* Task data:
--------------------------------------------------
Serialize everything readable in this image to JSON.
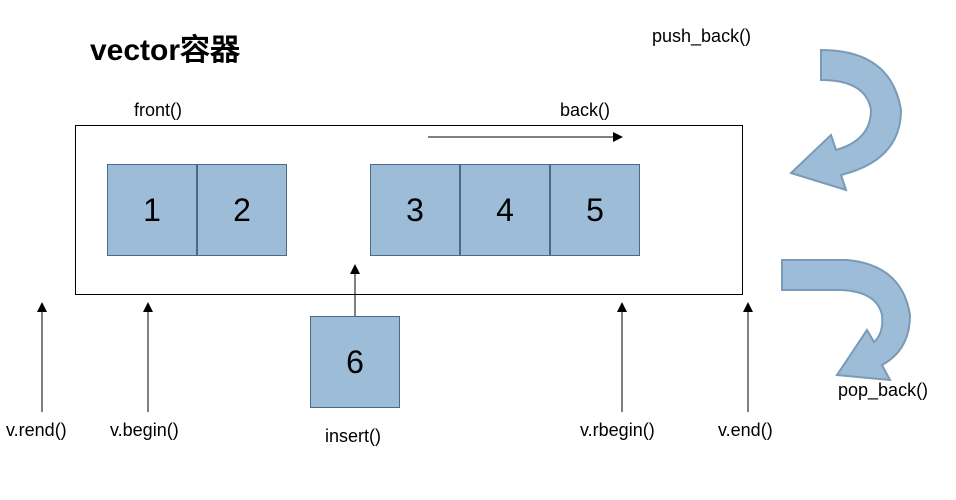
{
  "title": "vector容器",
  "cells": {
    "c1": "1",
    "c2": "2",
    "c3": "3",
    "c4": "4",
    "c5": "5",
    "c6": "6"
  },
  "labels": {
    "front": "front()",
    "back": "back()",
    "push_back": "push_back()",
    "pop_back": "pop_back()",
    "vrend": "v.rend()",
    "vbegin": "v.begin()",
    "insert": "insert()",
    "vrbegin": "v.rbegin()",
    "vend": "v.end()"
  },
  "colors": {
    "cell_fill": "#9dbcd8",
    "cell_border": "#4a6a8a",
    "curved_arrow_fill": "#9dbcd8",
    "curved_arrow_stroke": "#7a9ab6"
  }
}
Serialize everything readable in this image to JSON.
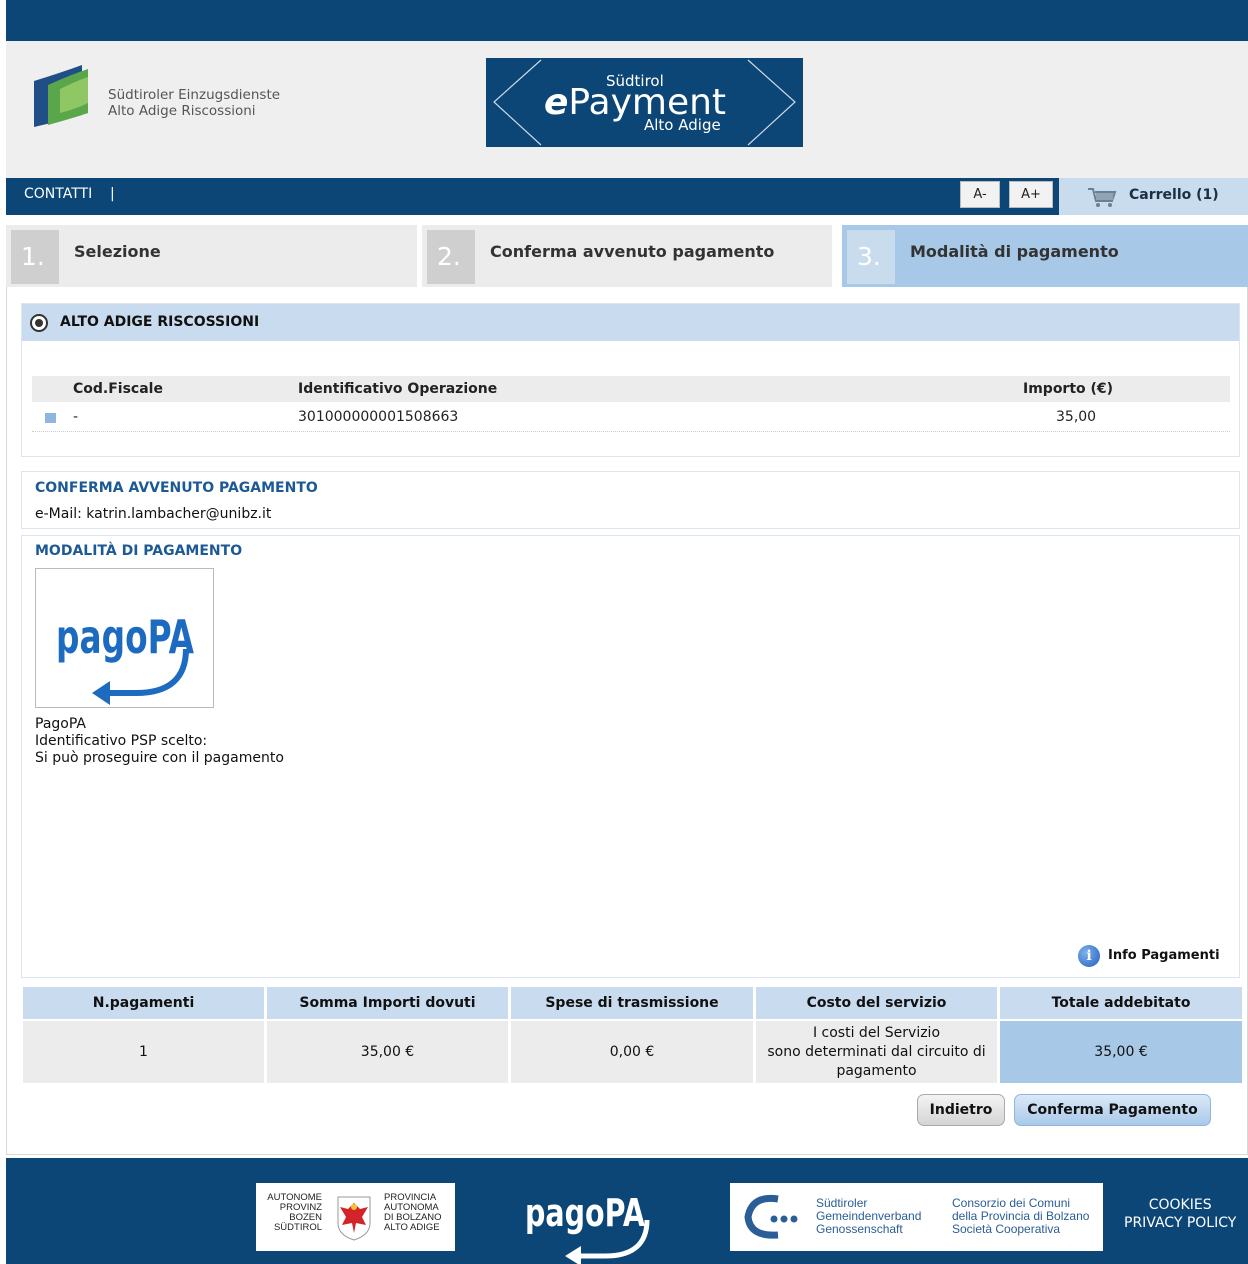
{
  "header": {
    "org_line1": "Südtiroler Einzugsdienste",
    "org_line2": "Alto Adige Riscossioni",
    "epay_top": "Südtirol",
    "epay_e": "e",
    "epay_main": "Payment",
    "epay_bottom": "Alto Adige"
  },
  "nav": {
    "contatti": "CONTATTI",
    "separator": "|",
    "font_minus": "A-",
    "font_plus": "A+",
    "cart": "Carrello (1)"
  },
  "steps": [
    {
      "num": "1.",
      "label": "Selezione"
    },
    {
      "num": "2.",
      "label": "Conferma avvenuto pagamento"
    },
    {
      "num": "3.",
      "label": "Modalità di pagamento"
    }
  ],
  "org": {
    "title": "ALTO ADIGE RISCOSSIONI",
    "columns": [
      "Cod.Fiscale",
      "Identificativo Operazione",
      "Importo (€)"
    ],
    "row": {
      "cod_fiscale": "-",
      "identificativo": "301000000001508663",
      "importo": "35,00"
    }
  },
  "conferma": {
    "title": "CONFERMA AVVENUTO PAGAMENTO",
    "email": "e-Mail: katrin.lambacher@unibz.it"
  },
  "modalita": {
    "title": "MODALITÀ DI PAGAMENTO",
    "logo_text": "pagoPA",
    "method": "PagoPA",
    "psp": "Identificativo PSP scelto:",
    "note": "Si può proseguire con il pagamento",
    "info": "Info Pagamenti"
  },
  "summary": {
    "headers": [
      "N.pagamenti",
      "Somma Importi dovuti",
      "Spese di trasmissione",
      "Costo del servizio",
      "Totale addebitato"
    ],
    "n_pagamenti": "1",
    "somma": "35,00 €",
    "spese": "0,00 €",
    "costo_line1": "I costi del Servizio",
    "costo_line2": "sono determinati dal circuito di",
    "costo_line3": "pagamento",
    "totale": "35,00 €"
  },
  "buttons": {
    "back": "Indietro",
    "confirm": "Conferma Pagamento"
  },
  "footer": {
    "prov_de": [
      "AUTONOME",
      "PROVINZ",
      "BOZEN",
      "SÜDTIROL"
    ],
    "prov_it": [
      "PROVINCIA",
      "AUTONOMA",
      "DI BOLZANO",
      "ALTO ADIGE"
    ],
    "pago_logo": "pagoPA",
    "gem_de": [
      "Südtiroler",
      "Gemeindenverband",
      "Genossenschaft"
    ],
    "gem_it": [
      "Consorzio dei Comuni",
      "della Provincia di Bolzano",
      "Società Cooperativa"
    ],
    "cookies": "COOKIES",
    "privacy": "PRIVACY POLICY"
  },
  "colors": {
    "brand_blue": "#0b4677",
    "light_blue": "#c9dbef",
    "active_step": "#a8c8e7",
    "section_title": "#1d5a95"
  }
}
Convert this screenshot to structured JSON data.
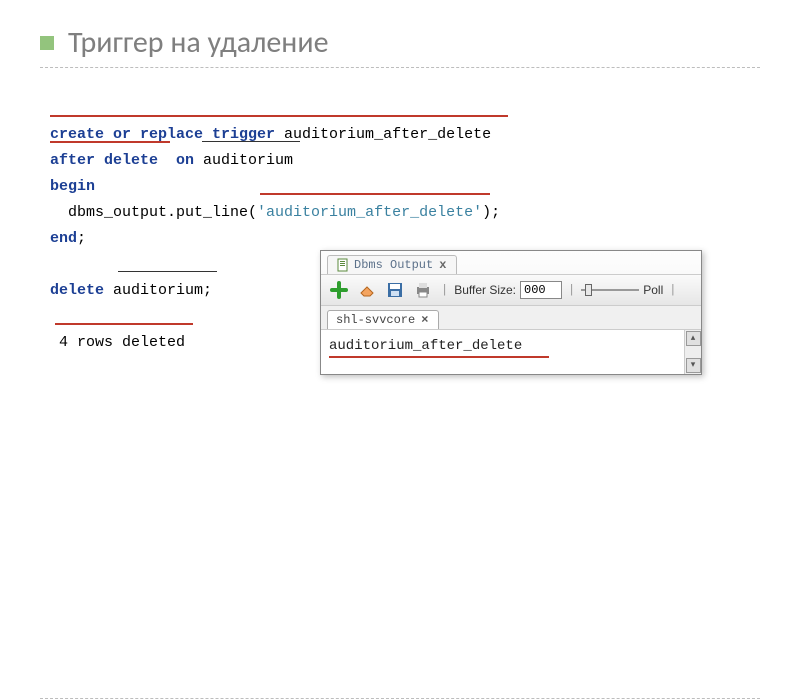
{
  "slide": {
    "title": "Триггер на удаление"
  },
  "code": {
    "l1a": "create or replace trigger",
    "l1b": " auditorium_after_delete",
    "l2a": "after delete ",
    "l2b": " on ",
    "l2c": "auditorium",
    "l3": "begin",
    "l4a": "  dbms_output.put_line(",
    "l4b": "'auditorium_after_delete'",
    "l4c": ");",
    "l5": "end",
    "l5b": ";",
    "l7a": "delete",
    "l7b": " auditorium;",
    "l9": " 4 rows deleted"
  },
  "panel": {
    "tab_label": "Dbms Output",
    "buffer_label": "Buffer Size:",
    "buffer_value": "000",
    "poll_label": "Poll",
    "conn_tab": "shl-svvcore",
    "output_line": "auditorium_after_delete"
  },
  "icons": {
    "doc": "doc-icon",
    "plus": "plus-icon",
    "eraser": "eraser-icon",
    "save": "save-icon",
    "print": "print-icon"
  }
}
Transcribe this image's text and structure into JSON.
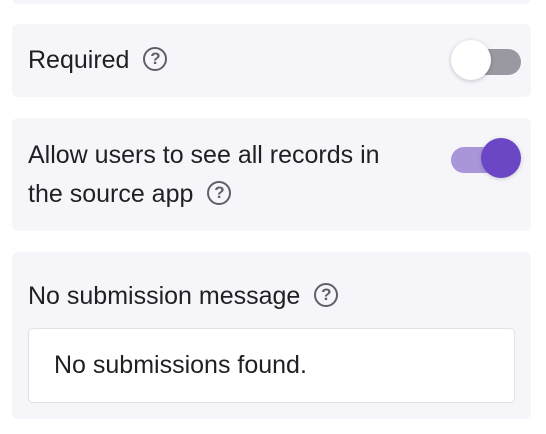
{
  "required_setting": {
    "label": "Required",
    "help_icon": "?",
    "toggle_state": "off"
  },
  "allow_users_setting": {
    "label_line1": "Allow users to see all records in",
    "label_line2": "the source app",
    "help_icon": "?",
    "toggle_state": "on"
  },
  "no_submission_setting": {
    "label": "No submission message",
    "help_icon": "?",
    "value": "No submissions found."
  },
  "colors": {
    "panel_background": "#f6f5fa",
    "toggle_on_knob": "#6b47c6",
    "toggle_on_track": "#a896d9",
    "toggle_off_track": "#9a99a1"
  }
}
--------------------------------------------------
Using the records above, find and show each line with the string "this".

Serialize everything readable in this image to JSON.
Serialize everything readable in this image to JSON.
Convert this screenshot to structured JSON data.
Transcribe this image's text and structure into JSON.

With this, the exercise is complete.